Spain’s national police force has announced that 84 people have been arrested and more than 700,000 doses of substances including anabolic steroids, EPO and human growth hormone seized following a major operation targeting illegal trafficking of doping products.
The drugs are said to have made their way into the country via a delivery company based in Portugal, although they originated from China and Greece, with packages from the latter intercepted by Italian law enforcement officers who were also involved in the operation.
Once in Spain, they were widely distributed through sports centres, gyms and via private addresses, with advertising of the products said to have included via social networking sites.

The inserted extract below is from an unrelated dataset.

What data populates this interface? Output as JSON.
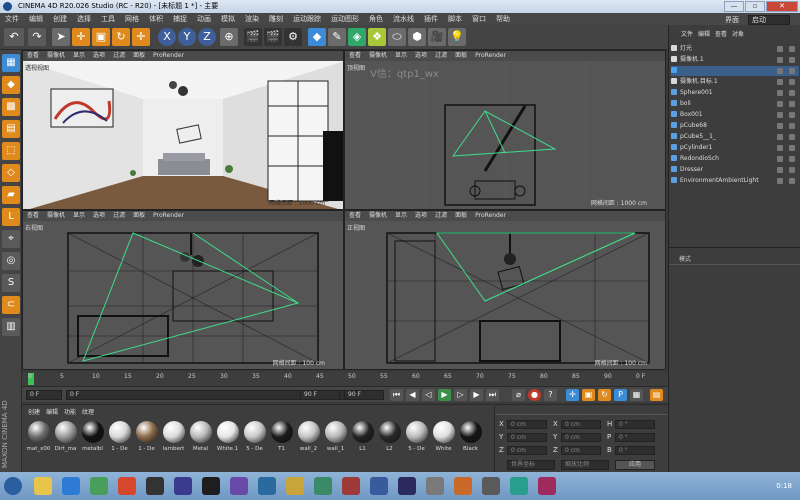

Arrests have been made throughout Spain, including in Andalusia, Asturias, the Basque Country, Catalonia, Madrid and Valencia, with one of those in detention confirmed as being a pharmacist.
Police say that two distinct distribution rings were involved, and cite some figures that give an idea of the scale of one of those operations – in the first quarter of 2013, it is said to have illegally imported 750 kilos of doping products into the country, and to have been turning over €11,000 a day, which would equate to around €1 million over the three-month period.
News of the operation comes just two days after new legislation in Spain designed to crack down on doping officially became law.
That legislation came in response to criticism from abroad that Spain is not tough enough when it came to anti-doping, including the widely condemned decision by the judge presiding over the Operacion Puerto case earlier this year to order the destruction of evidence rather than making it available for further analysis and investigation by relevant authorities.
The international element also underlines the global nature of trafficking of doping products, with a report earlier this year from the Australian Crime Commission highlighting the existence of links between drugs use in sport and organised crime.
Born in Scotland, Simon moved to London aged seven and now lives in the Oxfordshire Cotswolds with his miniature schnauzer, Elodie. He fell in love with cycling one Saturday morning in 1994 while living in Italy when Milan-San Remo went past his front door. A daily cycle commuter in London back before riding to work started to boom, he's been news editor at road.cc since 2009. Handily for work, he speaks French and Italian. He doesn't get to ride his Colnago as often as he'd like, and freely admits he's much more adept at cooking than fettling with bikes.